If you’d like to learn about the beauty of intricate and delicate Irish lace, you’ll be pleased to discover that this elegant form of needlework has a long and colorful history.
These days, antique Irish lace is highly-prized as a collectible, and artisans make new designs which echo thousands of years of Gaelic history and culture.
Irish lace adds richness to a range of items, such as wedding veils, handkerchiefs and tablecloths. Now, let’s take a look at some more interesting information about this lovely form of needlework.
Learn about the Poignant History of Irish Lace
Because this form of needlework permitted females to earn money for their families when times were hard (before it was common for women to work), it actually helped to support generations of Emerald Isle families, while also empowering women to take control of their own careers and earning potential.
In fact, many stellar examples of Irish lace-making were likely created by very hard-working women, who were doing all that they could to put food on the table during a very challenging era in Emerald Isle history.
During the Great Famine of the 1840s, women who had some skill in needlework were frequently able to refine their skills, by learning how to fashion lace by hand. Since the tools needed to produce this beautiful form of needlework were quite inexpensive and totally portable, getting started with lacemaking didn’t require much start-up capital.
In fact, a clump of cotton, a shuttle and a crochet hook were all that was needed to tat Irish lace.
Types of Irish Lace
Kenmare lace is one famous example of this Gaelic art form. Often referred to as “needle-lace”, this style is derived from a detached buttonhole stich. In the old days, linen thread was utilized in order to make Kenmare lace. Today, this type of thread isn’t made, so cotton is used instead.
In order to craft Kenmare lace, two bits of cloth are required. A pattern and mat contact are placed over top of these pieces of fabric. Then, thread is placed over the outline and held in place via stitching. By working inwards, from the outside edge to the center, the lacework is created.
Tension of thread gives the pattern its distinctive look. After the work is complete, thread is released from the cloth backing. What remains is beautiful and very romantic in appearance.
Irish crochet is another form of Irish needlework, which is widely-renowned for its loveliness and intricacy. The first examples of Irish crochet appeared during the famine, when charitable organizations sought to boost the economy by holding free Irish crochet instructional classes, for anyone who was interested.
With Irish crochet, motifs in the pattern are created one by one, and then assembled as a piece, afterwards. Examples of Irish crochet are Rosslea and Clones lacework…
Irish Lace is Part of Emerald isle Wedding Tradition
For centuries, brides-to-be have followed Irish wedding tradition by tucking handkechiefs (embroidered with Irish lace) into their wedding gowns. It’s believed that carrying a handkerchief will bring good luck to the bride.
Known as a “magic hanky”, the bride is meant to turn her hanky into a baby bonnet for her firstborn.
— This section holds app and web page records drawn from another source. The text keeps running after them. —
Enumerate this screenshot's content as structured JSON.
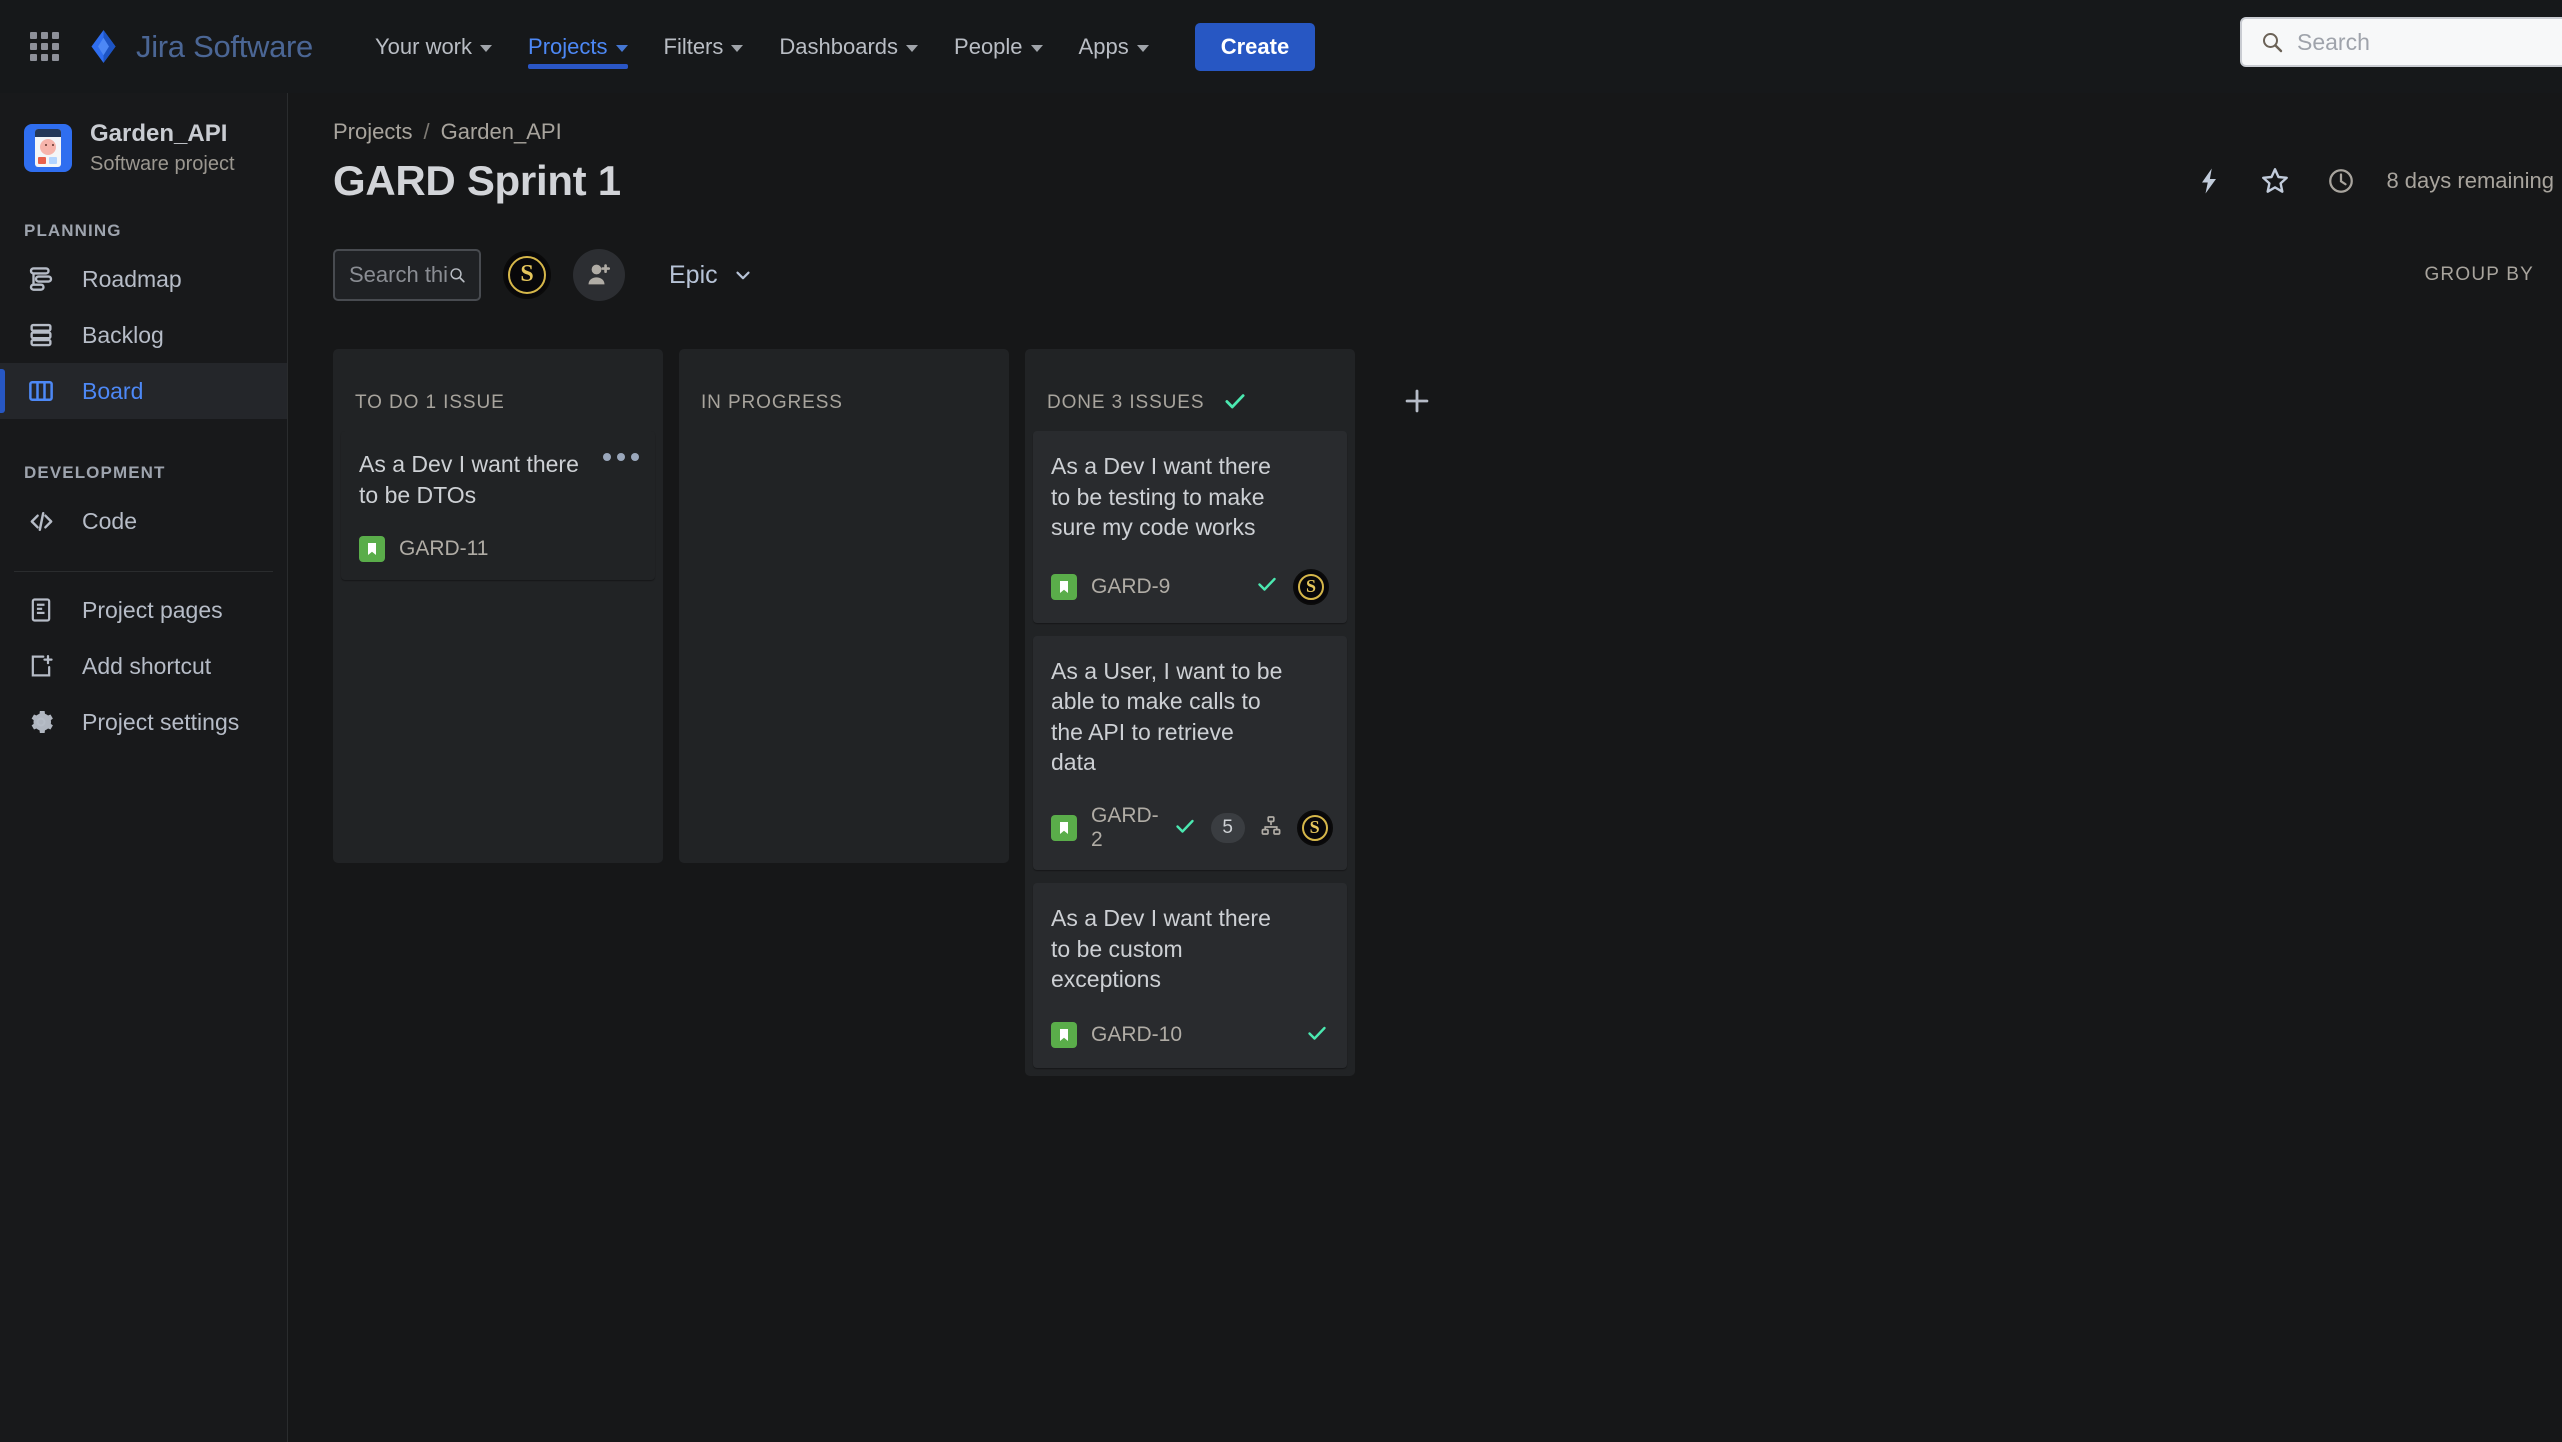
{
  "topnav": {
    "app_switcher_icon": "grid-apps-icon",
    "brand": "Jira Software",
    "items": [
      {
        "label": "Your work",
        "has_chevron": true,
        "active": false
      },
      {
        "label": "Projects",
        "has_chevron": true,
        "active": true
      },
      {
        "label": "Filters",
        "has_chevron": true,
        "active": false
      },
      {
        "label": "Dashboards",
        "has_chevron": true,
        "active": false
      },
      {
        "label": "People",
        "has_chevron": true,
        "active": false
      },
      {
        "label": "Apps",
        "has_chevron": true,
        "active": false
      }
    ],
    "create_label": "Create",
    "search_placeholder": "Search",
    "search_value": ""
  },
  "sidebar": {
    "project_name": "Garden_API",
    "project_type": "Software project",
    "sections": [
      {
        "label": "PLANNING"
      },
      {
        "label": "DEVELOPMENT"
      }
    ],
    "planning_items": [
      {
        "label": "Roadmap",
        "icon": "roadmap-icon",
        "selected": false
      },
      {
        "label": "Backlog",
        "icon": "backlog-icon",
        "selected": false
      },
      {
        "label": "Board",
        "icon": "board-icon",
        "selected": true
      }
    ],
    "development_items": [
      {
        "label": "Code",
        "icon": "code-icon",
        "selected": false
      }
    ],
    "footer_items": [
      {
        "label": "Project pages",
        "icon": "pages-icon"
      },
      {
        "label": "Add shortcut",
        "icon": "add-shortcut-icon"
      },
      {
        "label": "Project settings",
        "icon": "gear-icon"
      }
    ]
  },
  "header": {
    "breadcrumb": {
      "root": "Projects",
      "separator": "/",
      "project": "Garden_API"
    },
    "title": "GARD Sprint 1",
    "actions": [
      {
        "icon": "lightning-icon"
      },
      {
        "icon": "star-icon"
      }
    ],
    "sprint_status_icon": "clock-icon",
    "sprint_status": "8 days remaining"
  },
  "toolbar": {
    "search_placeholder": "Search this b",
    "search_value": "",
    "search_icon": "search-icon",
    "avatar_initial": "S",
    "add_person_icon": "add-person-icon",
    "epic_label": "Epic",
    "group_by_label": "GROUP BY"
  },
  "colors": {
    "accent_blue": "#4d88f5",
    "create_blue": "#2757c3",
    "done_green": "#4be8b0",
    "story_green": "#5aad4a",
    "avatar_gold": "#e6c65c"
  },
  "board": {
    "add_column_icon": "plus-icon",
    "columns": [
      {
        "title": "TO DO 1 ISSUE",
        "has_check": false,
        "cards": [
          {
            "title": "As a Dev I want there to be DTOs",
            "key": "GARD-11",
            "type_icon": "story-icon",
            "has_menu": true,
            "has_check": false,
            "points": null,
            "has_subtask_icon": false,
            "avatar": null
          }
        ]
      },
      {
        "title": "IN PROGRESS",
        "has_check": false,
        "cards": []
      },
      {
        "title": "DONE 3 ISSUES",
        "has_check": true,
        "cards": [
          {
            "title": "As a Dev I want there to be testing to make sure my code works",
            "key": "GARD-9",
            "type_icon": "story-icon",
            "has_menu": false,
            "has_check": true,
            "points": null,
            "has_subtask_icon": false,
            "avatar": "S"
          },
          {
            "title": "As a User, I want to be able to make calls to the API to retrieve data",
            "key": "GARD-2",
            "type_icon": "story-icon",
            "has_menu": false,
            "has_check": true,
            "points": "5",
            "has_subtask_icon": true,
            "avatar": "S"
          },
          {
            "title": "As a Dev I want there to be custom exceptions",
            "key": "GARD-10",
            "type_icon": "story-icon",
            "has_menu": false,
            "has_check": true,
            "points": null,
            "has_subtask_icon": false,
            "avatar": null
          }
        ]
      }
    ]
  }
}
If the infant is female, the mother should remove the hanky’s stitches later on, so that the baby girl can carry the same hankie when she grows up and walks down the aisle.
These special hankies are treasured heirlooms in many Irish families.
Of course, you may follow another wonderful Irish tradition, by choosing our beautiful 14k Ruby and Diamond Celtic Engagement Ring (as shown above).
Adorned with gorgeous Celtic knot work, this elegant design is crafted by hand, right in the Emerald Isle.